Research and travel support was provided by The International Council of The Museum of Modern Art.
Zoe Leonard (American, b. 1961). Chapter 17 from Analogue. 1998–2007. Twelve chromogenic color prints from 412 prints, each 11 x 11" (27.9 x 27.9 cm). The Museum of Modern Art, New York. Acquired through the generosity of The Contemporary Arts Council of The Museum of Modern Art, the Fund for the Twenty-First Century, The Modern Women's Fund, and Carol Appel

Zoe Leonard: Analogue

June 27, 2015–September 07, 2015

The Donald B. and Catherine C. Marron Atrium, second floor

This exhibition presents Zoe Leonard’s Analogue—a landmark photographic project conceived over the course of a decade—which documents, in 412 color and black-and-white photographs, the eclipsed texture of 20th-century urban life as seen in little bodegas, mom-and-pop stores with decaying facades and quirky handwritten signs, and shop windows displaying a mixed assortment of products.

Shooting with a vintage 1940s Rolleiflex camera, a tool “left over from the mechanical age,” as Leonard puts it, the artist took her own neighborhood of New York’s Lower East Side as a point of departure. She then followed the global trade of recycled merchandise—used T-shirts, old-fashioned shoes, discarded Coke advertisements, the old technology of Kodak camera shops—to far-flung places in Eastern Europe, Africa, Cuba, and Mexico. Tapping the traditions of documentary and conceptual photography, Leonard’s project is positioned within the genealogy of the grand visual archives that extend from Eugène Atget’s Paris “then and now,” to August Sander’s Face of Our Time, to Bernd and Hilla Becher’s typologies of vernacular architecture.

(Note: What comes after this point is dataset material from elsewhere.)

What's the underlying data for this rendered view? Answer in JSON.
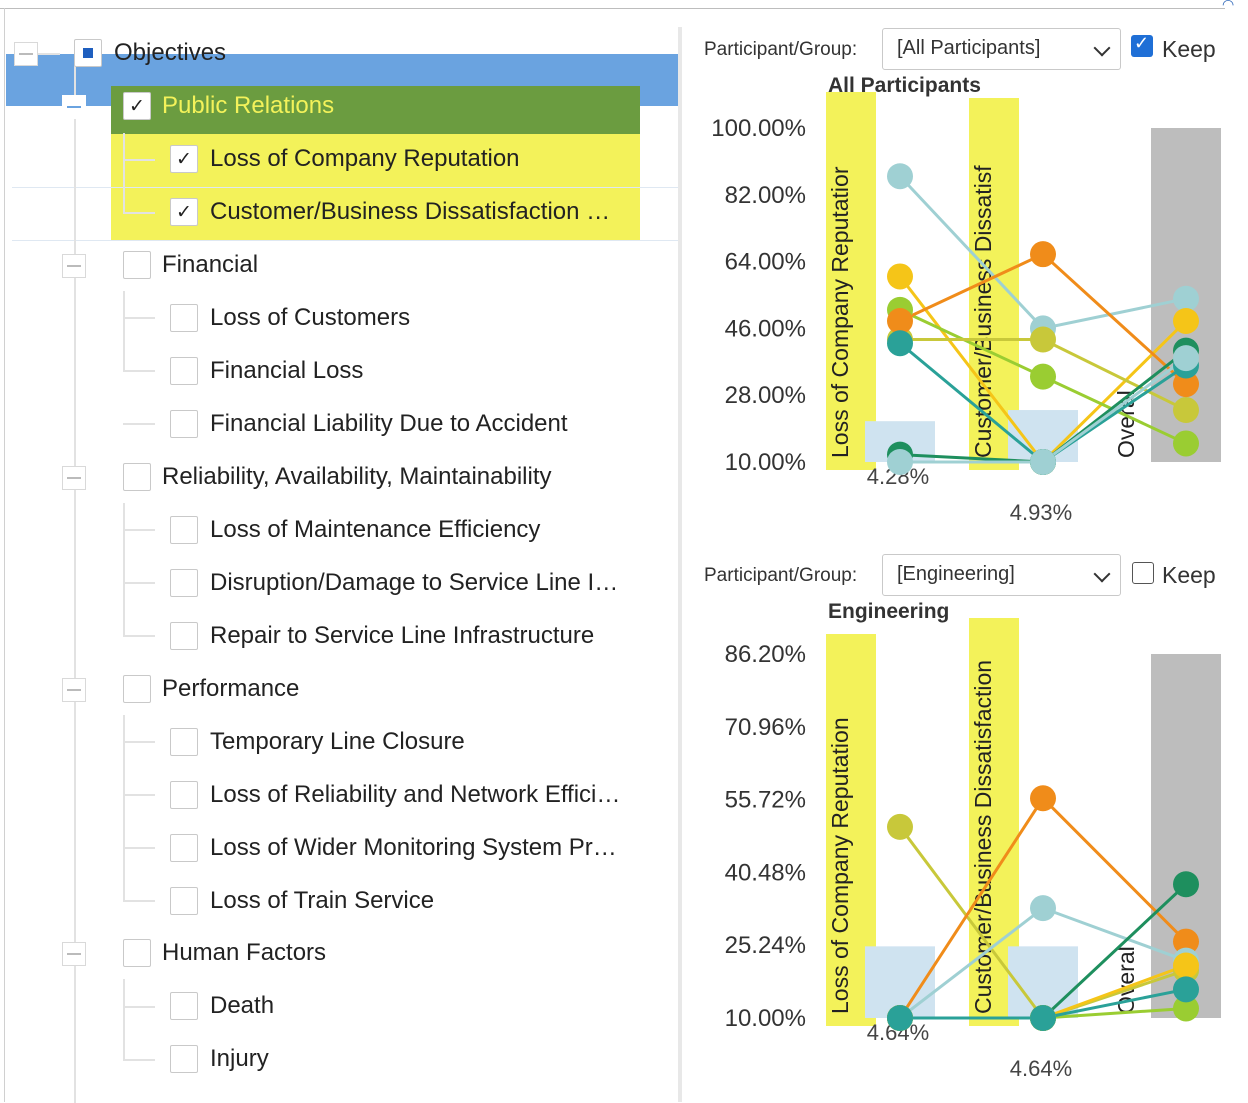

The exhibition is organized by Roxana Marcoci, Senior Curator, Department of Photography.

The exhibition is made possible by The Modern Women’s Fund.